I haven’t encountered a single  antivirus solution which flags this. Rather I have had encounters with customers and staff I support that have had issues connecting to local resources on their respective networks; in each case connecting to either .local address spaces or resources using port 8080

In my case a user was unable to connect to Visual Studio Team Foundation Server

Removing this was simple as this:

  • Open Windows Control Panel
  • Programs > Uninstall or change a program
  • Sort by date
  • Looking for an icon with an S and named Savingbull Filter and uninstall it.

wow.dll Virus / Trojan

Hmmm; Now isn’t this fun

Our IDS was tossing out the following message: ET TROJAN Tornado Pack Binary Request for one of the users, along with various others.

After some inspection; first running the local AV solution, and other solutions like Malwarebytes which did not locate the infection. I then loaded up Sysinternals Suite App, TCPView which showed several outbound connections to remote hosts. Using Process Explorer also by Sysinternals I was able to search the handle of the wow.dll discovered in TCPView. The process was bound to explorer.exe

My inspection took me to the following location: AppDataRoamingsrpetxnshntexqwow.dll where I found the virus .dll file and a config file ending in .ini with the the following contents:


This seems to be a control file for the virus.

For now the issue remains unresolved and the users computer is set for a new image. I will be playing with the virus more in hopes to learn more of what it does and how to quickly identify it in the future. I do however think this is a Troj/Mdrop* type of infection or some variant

Microsoft’s fight against Poison Ivy

Info of what is known: Poison ivy (Backdoor:Win32/Poisonivy.E) is a backdoor trojan that allows unauthorized access and control of an affected machine. It attempts to hide by injecting itself into other processes.

The following system changes may indicate its infection:
The existence of the following file: c:windows:svvchost.exe
The existence of the following registry entry: “StubPath” With data: “c:windows:svvchost.exe” in the subkey: HKLMSoftwareMicrosoftActive SetupInstalled Components<CLSID>

Microsoft has released a temp fix, while they work on final solution.

“We have received reports of only a small number of targeted attacks and are working to develop a security update to address this issue,” Microsoft stated in an official blog post.
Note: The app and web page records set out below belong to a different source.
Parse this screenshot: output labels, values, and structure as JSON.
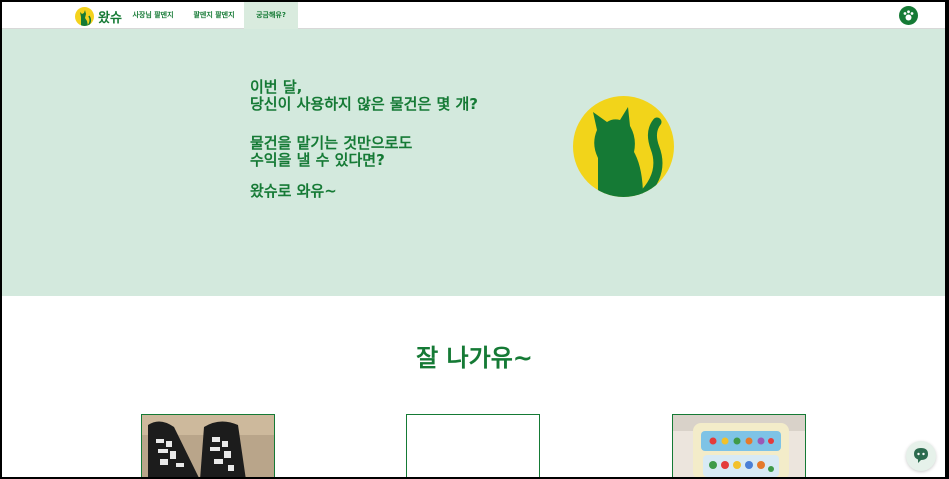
{
  "header": {
    "brand_name": "왔슈",
    "nav": [
      "사장님 팔덴지",
      "팔덴지 팔덴지",
      "궁금해유?"
    ],
    "profile_icon": "paw-icon"
  },
  "hero": {
    "line1": "이번 달,",
    "line2": "당신이 사용하지 않은 물건은 몇 개?",
    "line3": "물건을 맡기는 것만으로도",
    "line4": "수익을 낼 수 있다면?",
    "line5": "왔슈로 와유~",
    "illustration": "cat-logo"
  },
  "section": {
    "title": "잘 나가유~"
  },
  "cards": [
    {
      "image": "socks-photo"
    },
    {
      "image": "blank"
    },
    {
      "image": "toy-photo"
    }
  ],
  "chat": {
    "icon": "chat-icon"
  },
  "colors": {
    "brand_green": "#157a35",
    "hero_bg": "#d3e9dd",
    "logo_yellow": "#f2d41a"
  }
}
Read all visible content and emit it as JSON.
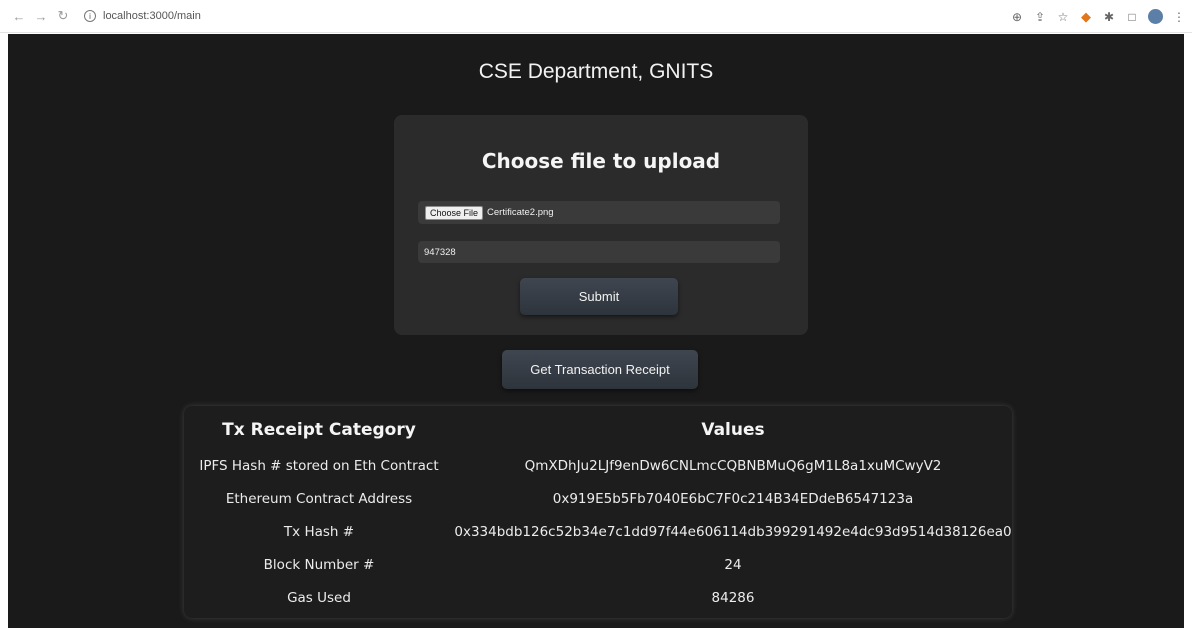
{
  "browser": {
    "url": "localhost:3000/main"
  },
  "page": {
    "title": "CSE Department, GNITS"
  },
  "upload": {
    "heading": "Choose file to upload",
    "file_button_label": "Choose File",
    "file_name": "Certificate2.png",
    "number_value": "947328",
    "submit_label": "Submit"
  },
  "receipt_button_label": "Get Transaction Receipt",
  "receipt": {
    "header_category": "Tx Receipt Category",
    "header_values": "Values",
    "rows": [
      {
        "category": "IPFS Hash # stored on Eth Contract",
        "value": "QmXDhJu2LJf9enDw6CNLmcCQBNBMuQ6gM1L8a1xuMCwyV2"
      },
      {
        "category": "Ethereum Contract Address",
        "value": "0x919E5b5Fb7040E6bC7F0c214B34EDdeB6547123a"
      },
      {
        "category": "Tx Hash #",
        "value": "0x334bdb126c52b34e7c1dd97f44e606114db399291492e4dc93d9514d38126ea0"
      },
      {
        "category": "Block Number #",
        "value": "24"
      },
      {
        "category": "Gas Used",
        "value": "84286"
      }
    ]
  }
}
Microsoft has recommended that users download the Enhanced Mitigation Experience Toolkit which is designed to help prevent hackers from gaining access to your system.
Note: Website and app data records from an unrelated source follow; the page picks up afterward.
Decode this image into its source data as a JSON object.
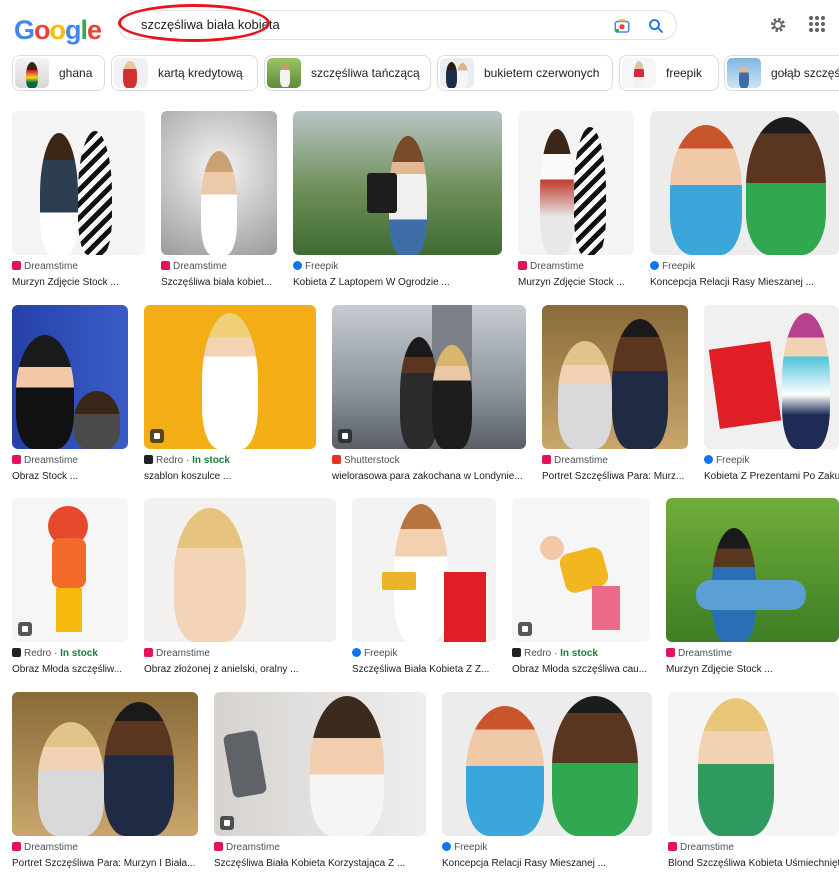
{
  "header": {
    "logo_letters": [
      "G",
      "o",
      "o",
      "g",
      "l",
      "e"
    ],
    "search_query": "szczęśliwa biała kobieta"
  },
  "icons": {
    "camera": "lens-camera-icon",
    "search": "search-icon",
    "settings": "gear-icon",
    "apps": "apps-grid-icon"
  },
  "colors": {
    "accent": "#1a73e8",
    "annotation_circle": "#e8141b",
    "in_stock": "#188038"
  },
  "chips": [
    {
      "label": "ghana"
    },
    {
      "label": "kartą kredytową"
    },
    {
      "label": "szczęśliwa tańczącą"
    },
    {
      "label": "bukietem czerwonych"
    },
    {
      "label": "freepik"
    },
    {
      "label": "gołąb szczęścia"
    }
  ],
  "results": [
    {
      "source": "Dreamstime",
      "caption": "Murzyn Zdjęcie Stock ..."
    },
    {
      "source": "Dreamstime",
      "caption": "Szczęśliwa biała kobiet..."
    },
    {
      "source": "Freepik",
      "caption": "Kobieta Z Laptopem W Ogrodzie ..."
    },
    {
      "source": "Dreamstime",
      "caption": "Murzyn Zdjęcie Stock ..."
    },
    {
      "source": "Freepik",
      "caption": "Koncepcja Relacji Rasy Mieszanej ..."
    },
    {
      "source": "Dreamstime",
      "caption": "Obraz Stock ..."
    },
    {
      "source": "Redro",
      "stock": "In stock",
      "caption": "szablon koszulce ..."
    },
    {
      "source": "Shutterstock",
      "caption": "wielorasowa para zakochana w Londynie..."
    },
    {
      "source": "Dreamstime",
      "caption": "Portret Szczęśliwa Para: Murz..."
    },
    {
      "source": "Freepik",
      "caption": "Kobieta Z Prezentami Po Zakupach"
    },
    {
      "source": "Redro",
      "stock": "In stock",
      "caption": "Obraz Młoda szczęśliw..."
    },
    {
      "source": "Dreamstime",
      "caption": "Obraz złożonej z anielski, oralny ..."
    },
    {
      "source": "Freepik",
      "caption": "Szczęśliwa Biała Kobieta Z Z..."
    },
    {
      "source": "Redro",
      "stock": "In stock",
      "caption": "Obraz Młoda szczęśliwa cau..."
    },
    {
      "source": "Dreamstime",
      "caption": "Murzyn Zdjęcie Stock ..."
    },
    {
      "source": "Dreamstime",
      "caption": "Portret Szczęśliwa Para: Murzyn I Biała..."
    },
    {
      "source": "Dreamstime",
      "caption": "Szczęśliwa Biała Kobieta Korzystająca Z ..."
    },
    {
      "source": "Freepik",
      "caption": "Koncepcja Relacji Rasy Mieszanej ..."
    },
    {
      "source": "Dreamstime",
      "caption": "Blond Szczęśliwa Kobieta Uśmiechnięta"
    }
  ]
}
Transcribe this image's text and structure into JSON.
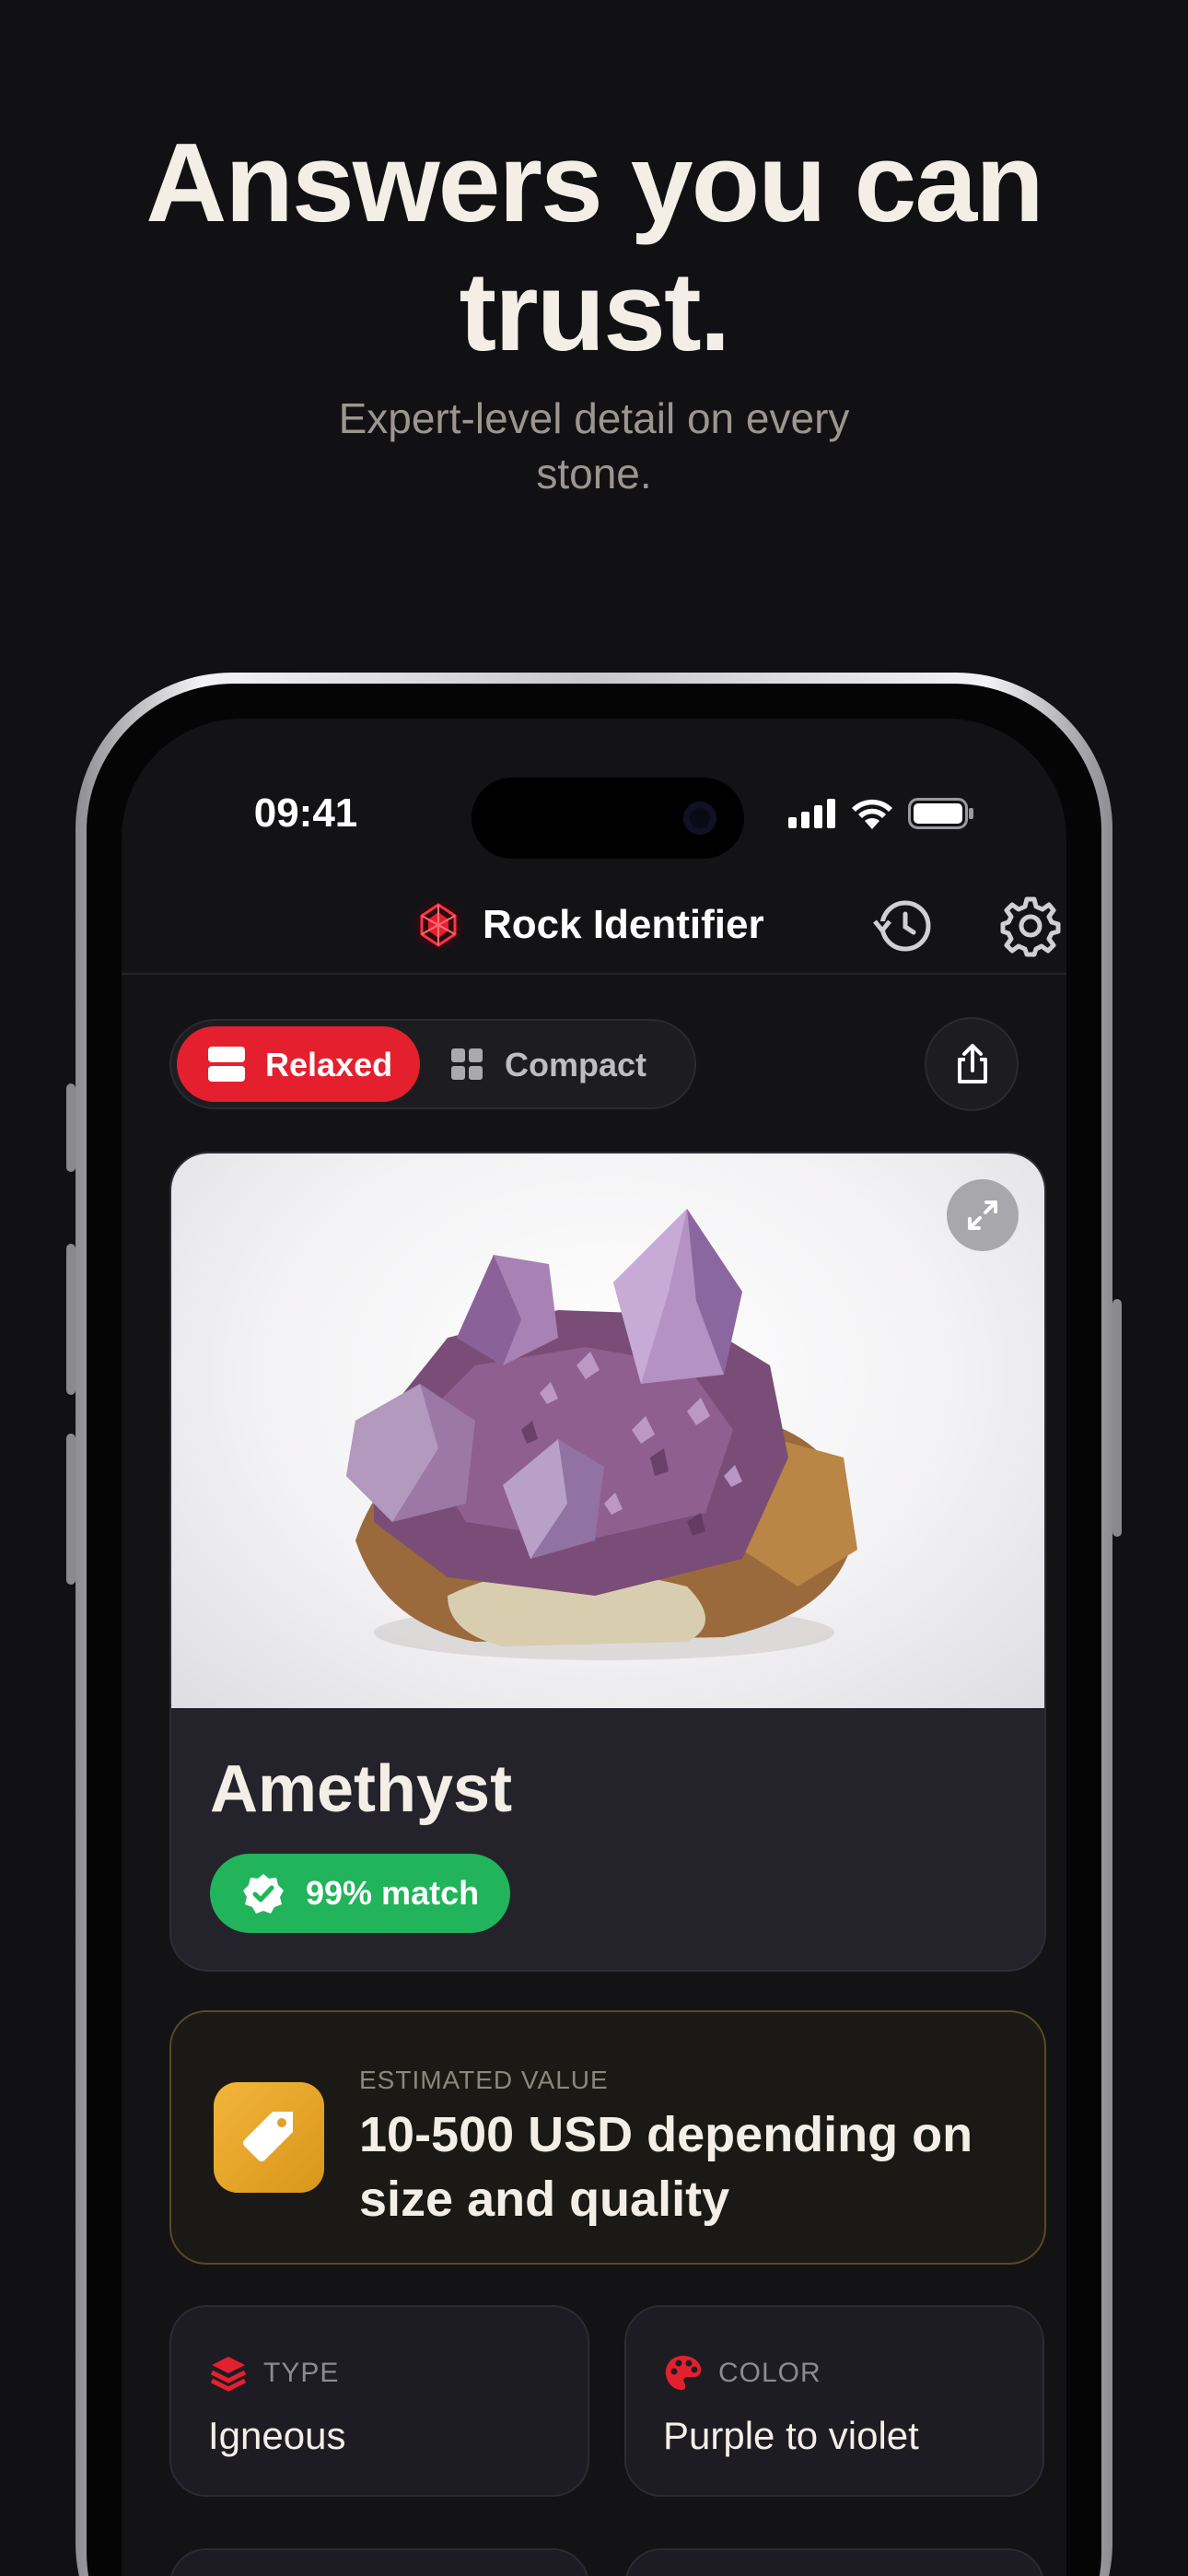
{
  "hero": {
    "title_line1": "Answers you can",
    "title_line2": "trust.",
    "subtitle": "Expert-level detail on every stone."
  },
  "status_bar": {
    "time": "09:41"
  },
  "header": {
    "app_title": "Rock Identifier",
    "icons": [
      "rock-logo-icon",
      "history-icon",
      "gear-icon"
    ]
  },
  "view_toggle": {
    "relaxed_label": "Relaxed",
    "compact_label": "Compact",
    "selected": "Relaxed"
  },
  "result": {
    "name": "Amethyst",
    "match_label": "99% match"
  },
  "estimated_value": {
    "label": "ESTIMATED VALUE",
    "text": "10-500 USD depending on size and quality"
  },
  "properties": [
    {
      "label": "TYPE",
      "value": "Igneous",
      "icon": "layers-icon"
    },
    {
      "label": "COLOR",
      "value": "Purple to violet",
      "icon": "palette-icon"
    }
  ],
  "colors": {
    "background": "#111113",
    "accent_red": "#e4202f",
    "match_green": "#21b45a",
    "value_gold": "#e9a82c"
  }
}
The toolkit includes several pseudo mitigation technologies aimed at disrupting current exploit techniques. These pseudo mitigations are not robust enough to stop future exploit techniques, but can help prevent users from being compromised by many of the exploits currently in use. The mitigations are also designed so that they can be easily updated as attackers start using new exploit techniques.

For now it is the recommendation of many security experts to use browsers such as Chrome or Firefox.
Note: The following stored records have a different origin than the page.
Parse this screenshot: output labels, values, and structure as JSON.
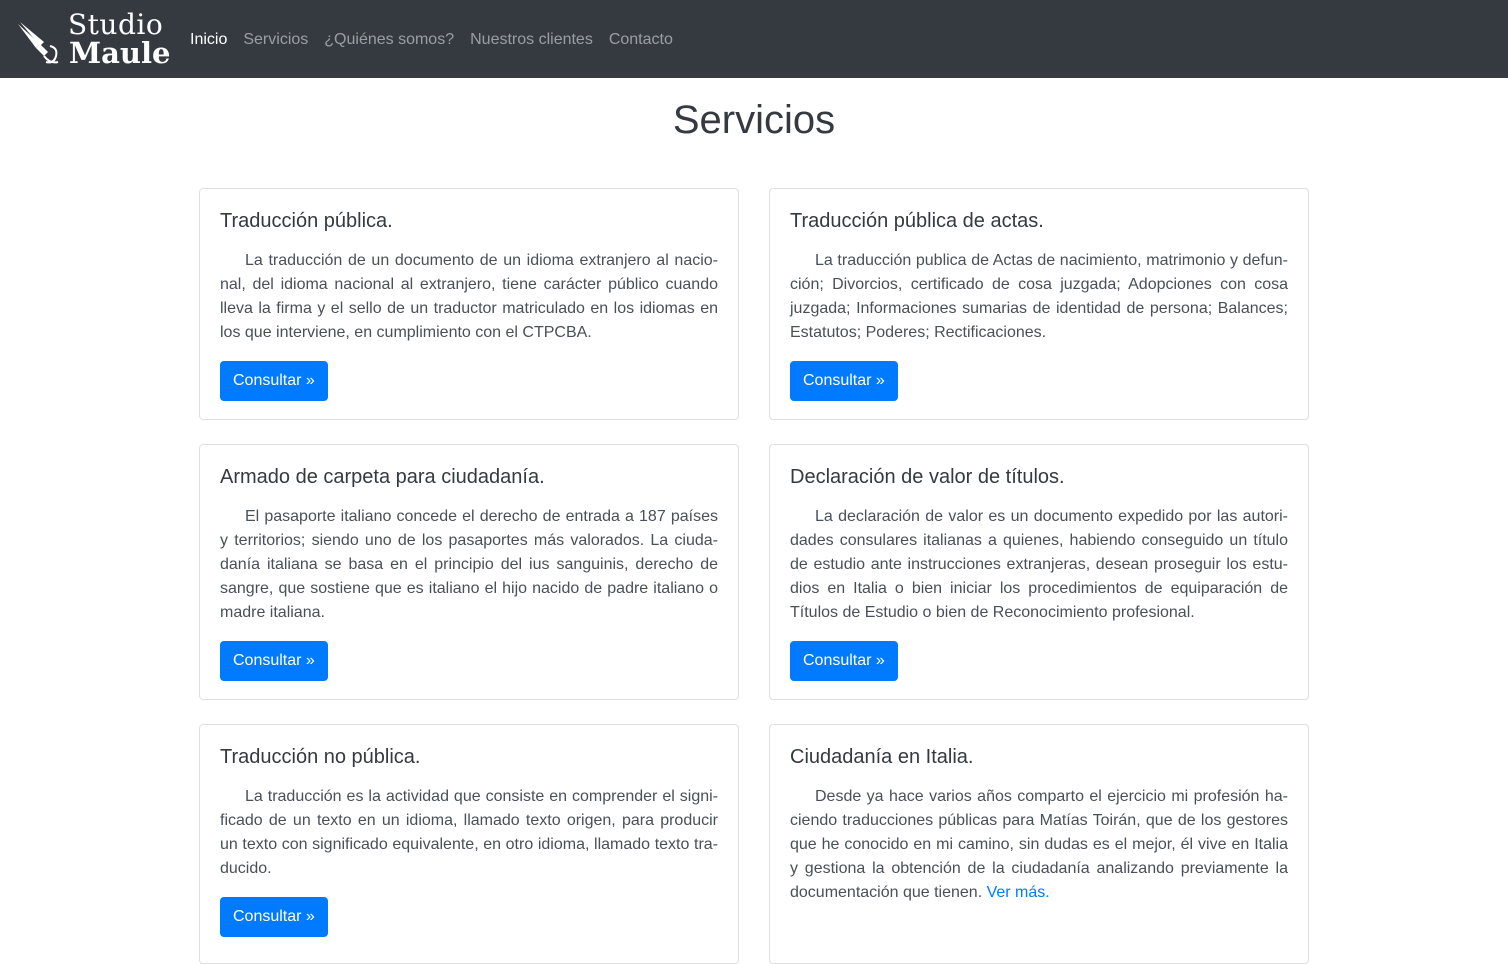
{
  "brand": {
    "line1": "Studio",
    "line2": "Maule",
    "icon": "fountain-pen-icon"
  },
  "nav": {
    "items": [
      {
        "label": "Inicio",
        "active": true
      },
      {
        "label": "Servicios",
        "active": false
      },
      {
        "label": "¿Quiénes somos?",
        "active": false
      },
      {
        "label": "Nuestros clientes",
        "active": false
      },
      {
        "label": "Contacto",
        "active": false
      }
    ]
  },
  "page": {
    "title": "Servicios"
  },
  "cards": [
    {
      "title": "Traducción pública.",
      "text": "La traducción de un documento de un idioma extranjero al nacio­nal, del idioma nacional al extranjero, tiene carácter público cuando lleva la firma y el sello de un traductor matriculado en los idiomas en los que interviene, en cumplimiento con el CTPCBA.",
      "button": "Consultar »"
    },
    {
      "title": "Traducción pública de actas.",
      "text": "La traducción publica de Actas de nacimiento, matrimonio y defun­ción; Divorcios, certificado de cosa juzgada; Adopciones con cosa juzgada; Informaciones sumarias de identidad de persona; Balances; Estatutos; Poderes; Rectificaciones.",
      "button": "Consultar »"
    },
    {
      "title": "Armado de carpeta para ciudadanía.",
      "text": "El pasaporte italiano concede el derecho de entrada a 187 países y territorios; siendo uno de los pasaportes más valorados. La ciuda­danía italiana se basa en el principio del ius sanguinis, derecho de sangre, que sostiene que es italiano el hijo nacido de padre italiano o madre italiana.",
      "button": "Consultar »"
    },
    {
      "title": "Declaración de valor de títulos.",
      "text": "La declaración de valor es un documento expedido por las autori­dades consulares italianas a quienes, habiendo conseguido un título de estudio ante instrucciones extranjeras, desean proseguir los estu­dios en Italia o bien iniciar los procedimientos de equiparación de Títulos de Estudio o bien de Reconocimiento profesional.",
      "button": "Consultar »"
    },
    {
      "title": "Traducción no pública.",
      "text": "La traducción es la actividad que consiste en comprender el signi­ficado de un texto en un idioma, llamado texto origen, para producir un texto con significado equivalente, en otro idioma, llamado texto tra­ducido.",
      "button": "Consultar »"
    },
    {
      "title": "Ciudadanía en Italia.",
      "text": "Desde ya hace varios años comparto el ejercicio mi profesión ha­ciendo traducciones públicas para Matías Toirán, que de los gestores que he conocido en mi camino, sin dudas es el mejor, él vive en Italia y gestiona la obtención de la ciudadanía analizando previamente la documentación que tienen.",
      "link": "Ver más."
    }
  ],
  "colors": {
    "navbar": "#343a40",
    "primary": "#007bff"
  }
}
Over 300,000 hit by Internet blackout

According to the FBI, on Monday July 9th over 300,000 computers will no longer be able to access the internet due to a malware infection known as “DNS Changer Trojan”. The internet outage for these computers is due to the FBI shutting down the ring of cyber-criminals responsible for creating the Trojan late last year

Over the past five years, a group of six Estonian cybercriminals infected about 4 million computers around the world with DNSChanger. Themalware redirected infected users’ Web searches to spoofed sites with malicious advertisements.

News Sources:  1, 2
More info on the DNS Changer Trojan here